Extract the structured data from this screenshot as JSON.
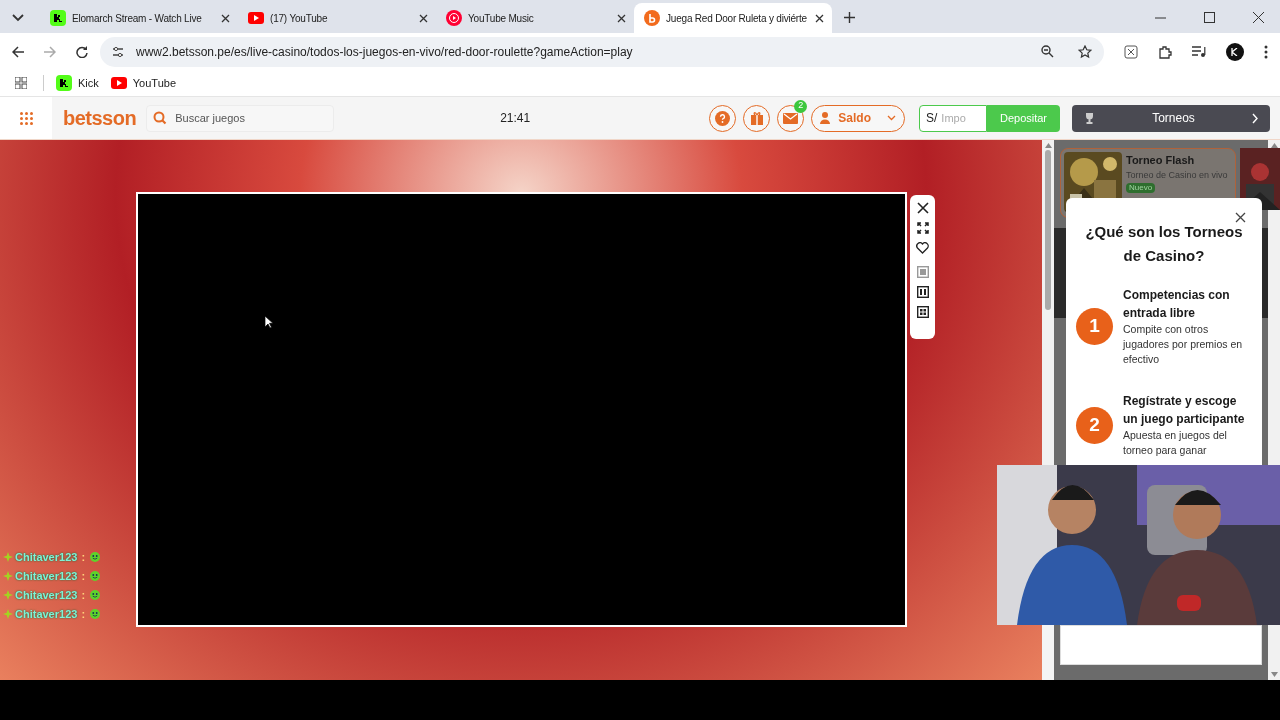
{
  "browser": {
    "tabs": [
      {
        "title": "Elomarch Stream - Watch Live",
        "selected": false
      },
      {
        "title": "(17) YouTube",
        "selected": false
      },
      {
        "title": "YouTube Music",
        "selected": false
      },
      {
        "title": "Juega Red Door Ruleta y diviérte",
        "selected": true
      }
    ],
    "url": "www2.betsson.pe/es/live-casino/todos-los-juegos-en-vivo/red-door-roulette?gameAction=play",
    "bookmarks": [
      {
        "label": "Kick"
      },
      {
        "label": "YouTube"
      }
    ]
  },
  "header": {
    "logo": "betsson",
    "search": {
      "placeholder": "Buscar juegos"
    },
    "time": "21:41",
    "mail_badge": "2",
    "balance_button": "Saldo",
    "amount_prefix": "S/",
    "amount": {
      "placeholder": "Impo"
    },
    "deposit_button": "Depositar",
    "tournaments_button": "Torneos"
  },
  "chat": [
    {
      "user": "Chitaver123",
      "sep": ":"
    },
    {
      "user": "Chitaver123",
      "sep": ":"
    },
    {
      "user": "Chitaver123",
      "sep": ":"
    },
    {
      "user": "Chitaver123",
      "sep": ":"
    }
  ],
  "tournament_card": {
    "title": "Torneo Flash",
    "subtitle": "Torneo de Casino en vivo",
    "badge": "Nuevo"
  },
  "modal": {
    "title": "¿Qué son los Torneos de Casino?",
    "steps": [
      {
        "number": "1",
        "title": "Competencias con entrada libre",
        "text": "Compite con otros jugadores por premios en efectivo"
      },
      {
        "number": "2",
        "title": "Regístrate y escoge un juego participante",
        "text": "Apuesta en juegos del torneo para ganar"
      }
    ]
  }
}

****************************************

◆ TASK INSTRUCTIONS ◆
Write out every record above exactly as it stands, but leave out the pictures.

◆ EXERCISE OUTPUT ◆
Extract the structured data from this screenshot as JSON.
{
  "browser": {
    "tabs": [
      {
        "title": "Elomarch Stream - Watch Live",
        "selected": false
      },
      {
        "title": "(17) YouTube",
        "selected": false
      },
      {
        "title": "YouTube Music",
        "selected": false
      },
      {
        "title": "Juega Red Door Ruleta y diviérte",
        "selected": true
      }
    ],
    "url": "www2.betsson.pe/es/live-casino/todos-los-juegos-en-vivo/red-door-roulette?gameAction=play",
    "bookmarks": [
      {
        "label": "Kick"
      },
      {
        "label": "YouTube"
      }
    ]
  },
  "header": {
    "logo": "betsson",
    "search": {
      "placeholder": "Buscar juegos"
    },
    "time": "21:41",
    "mail_badge": "2",
    "balance_button": "Saldo",
    "amount_prefix": "S/",
    "amount": {
      "placeholder": "Impo"
    },
    "deposit_button": "Depositar",
    "tournaments_button": "Torneos"
  },
  "chat": [
    {
      "user": "Chitaver123",
      "sep": ":"
    },
    {
      "user": "Chitaver123",
      "sep": ":"
    },
    {
      "user": "Chitaver123",
      "sep": ":"
    },
    {
      "user": "Chitaver123",
      "sep": ":"
    }
  ],
  "tournament_card": {
    "title": "Torneo Flash",
    "subtitle": "Torneo de Casino en vivo",
    "badge": "Nuevo"
  },
  "modal": {
    "title": "¿Qué son los Torneos de Casino?",
    "steps": [
      {
        "number": "1",
        "title": "Competencias con entrada libre",
        "text": "Compite con otros jugadores por premios en efectivo"
      },
      {
        "number": "2",
        "title": "Regístrate y escoge un juego participante",
        "text": "Apuesta en juegos del torneo para ganar"
      }
    ]
  }
}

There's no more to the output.